Jim Farmer served as an Air Force B-52 pilot from 1969–1975. He went on to an investment career before retiring in 2011. The year before his retirement, he joined the board of The Museum of Flight and serves as its treasurer. Jim joined the WAC in 1976 and plays on the Club’s Platinum Division championship men’s basketball team.
How did you become involved with The Museum of Flight?
My employer, Wells Fargo, strongly encouraged its employees to become involved in supporting the community, particularly encouraging its managers to serve on nonprofit boards. As a former Air Force B-52 pilot, I found The Museum of Flight a natural fit.
As a member of the museum’s board of trustees, what are your responsibilities?
As the board’s treasurer, I’m a member of the executive committee, chairing the finance and expenditures oversight committees. We are responsible for reviewing and approving annual budgets, endowment policies, significant expenditures, auditor selection, etcetera.
What advice would you give to someone thinking about joining a nonprofit board today?
Get involved! Join a committee that interests you and one to which you can add value.
How would you compare the climate for nonprofits now to the climate of five years ago?
The Museum of Flight has been very fortunate. Its popularity, as measured by attendance, has increased significantly each year right through the recession. We had over 550,000 visits last year. The museum’s mission is to be the foremost educational museum in the world. A large percentage of our visits are kids who are inspired to be future aviators, engineers, builders and astronauts. The newly completed Raisbeck Aviation High School, located adjacent to the museum, focuses on science, technology, engineering and math.
In your view, what lasting impacts did the recession have on nonprofits?
Many nonprofits struggled financially. Like any business, they had to get more efficient and do more with less to accomplish their mission. The rebound of the financial and real estate markets will be most helpful to organizations that depend heavily on the public’s largesse.
Where do you see nonprofit giving and operations moving in the next five years?
The folks in Seattle and the Northwest are very generous with their time and treasure. They enthusiastically support organizations whose missions are important to them. That said, they have limits. When and if the markets continue to do well, more good will be spread around. I believe the outlook is promising.

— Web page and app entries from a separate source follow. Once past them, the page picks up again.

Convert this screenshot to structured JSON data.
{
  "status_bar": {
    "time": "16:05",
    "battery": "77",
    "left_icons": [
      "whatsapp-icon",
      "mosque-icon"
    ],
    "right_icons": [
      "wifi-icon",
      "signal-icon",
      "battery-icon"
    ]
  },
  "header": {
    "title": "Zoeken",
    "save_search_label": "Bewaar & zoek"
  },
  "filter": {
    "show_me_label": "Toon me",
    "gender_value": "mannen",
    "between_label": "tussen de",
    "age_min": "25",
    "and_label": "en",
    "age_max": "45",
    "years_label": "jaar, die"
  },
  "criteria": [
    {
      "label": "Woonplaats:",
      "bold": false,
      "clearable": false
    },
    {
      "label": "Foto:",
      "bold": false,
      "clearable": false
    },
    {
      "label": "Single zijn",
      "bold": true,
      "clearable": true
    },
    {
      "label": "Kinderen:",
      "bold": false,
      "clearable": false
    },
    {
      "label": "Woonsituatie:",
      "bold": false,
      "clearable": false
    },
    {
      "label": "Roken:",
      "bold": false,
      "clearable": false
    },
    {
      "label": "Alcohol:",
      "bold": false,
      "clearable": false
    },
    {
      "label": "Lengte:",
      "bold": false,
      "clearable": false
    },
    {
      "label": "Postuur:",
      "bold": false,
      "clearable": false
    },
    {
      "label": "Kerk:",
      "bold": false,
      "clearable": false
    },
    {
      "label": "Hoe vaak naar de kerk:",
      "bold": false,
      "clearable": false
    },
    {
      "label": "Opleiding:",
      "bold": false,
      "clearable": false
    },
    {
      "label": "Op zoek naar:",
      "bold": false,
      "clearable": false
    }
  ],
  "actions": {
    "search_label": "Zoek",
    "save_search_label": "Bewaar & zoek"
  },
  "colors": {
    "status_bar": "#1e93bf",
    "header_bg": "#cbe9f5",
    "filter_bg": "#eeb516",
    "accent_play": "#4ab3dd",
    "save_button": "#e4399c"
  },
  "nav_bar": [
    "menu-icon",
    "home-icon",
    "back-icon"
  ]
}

Where do your business and social lives intersect with the WAC?
When I moved to Seattle 37 years ago, the WAC was a critical component of my business and social integration. Many of my personal and professional relationships were forged here. As an example, I’m part of a men’s book club that meets monthly. Our common denominator is that we all have played basketball together for many years at the WAC.
- I never leave home without … A positive attitude (and my wallet).
- My secret to success is … See above.
- My favorite place at the WAC is … The 8th Floor gym—in the paint!